Panitch considered his 2012 book, The Making of Global Capitalism: The Political Economy of American Empire, co-authored with long-time director of the Canadian Auto Workers and lifelong friend, Sam Gindin, his greatest achievement. It argues forcefully against notions that capitalist globalization was inevitable and beneficial, pointing out that it was a carefully planned American strategy to augment the already overwhelming control of its government and globalized corporations of the economic destinies of people across the planet. He and Gindin were founders of an organization called Socialist Project that worked to pull together left-wing scholars and trade union activists to examine events and phenomena from a social class perspective and to propose strategies for overcoming corporate control over the destinies of working people.
A personal note: I always considered Leo a mentor and friend. He was the valedictorian in my high school, three grades ahead of me, and already a spokesperson for social justice causes.

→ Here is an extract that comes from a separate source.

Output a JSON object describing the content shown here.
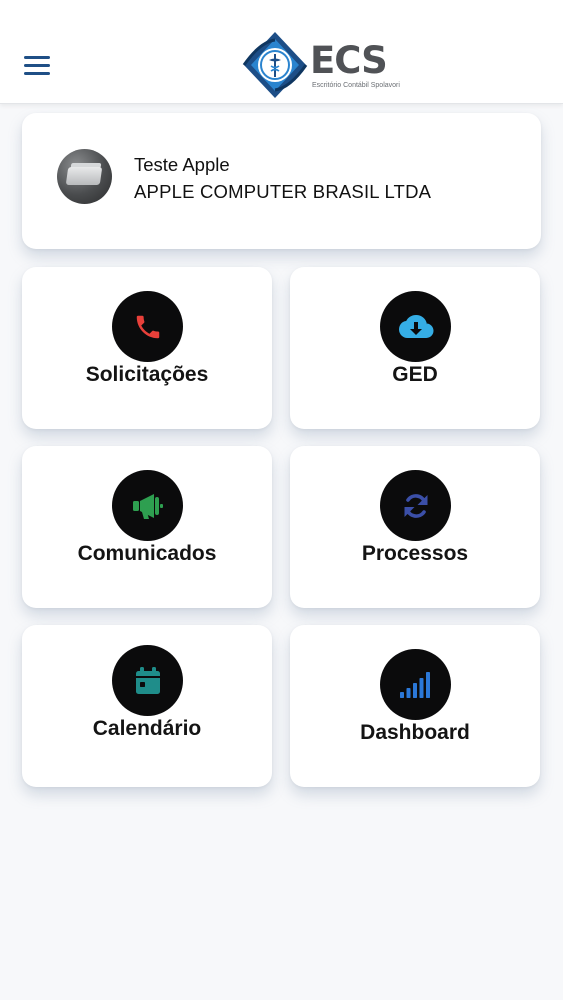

I thought of him as the leading voice in our generation for North End Winnipeg’s continuing socialist values. Before finishing my first degree, I worked as assistant editor of Canadian Dimension magazine, published by Cy Gonick, a socialist economist who had greatly influenced both of us as University of Manitoba undergraduates. I stayed with Leo and his wife, Melanie, a disability studies professor at Ryerson University and disabilities activist, as I searched for an apartment when I moved to Ottawa to do some of the research and then the writing for my PhD thesis. With Leo’s encouragement and assistance, I had the amazing luck and honour to publish my first academic article in Leo’s first book, The Canadian State, a runaway bestseller, at his invitation. As was the case for many others, he was extremely supportive of both my scholarly and political efforts throughout my academic career and wonderful to get together with at conferences or just for coffee when I was in Toronto. Like me, he grew up in a house where his parents spoke in Yiddish as often as in English, and he enjoyed conversing in his first language.
–Alvin Finkel, President, ALHI, January 8, 2021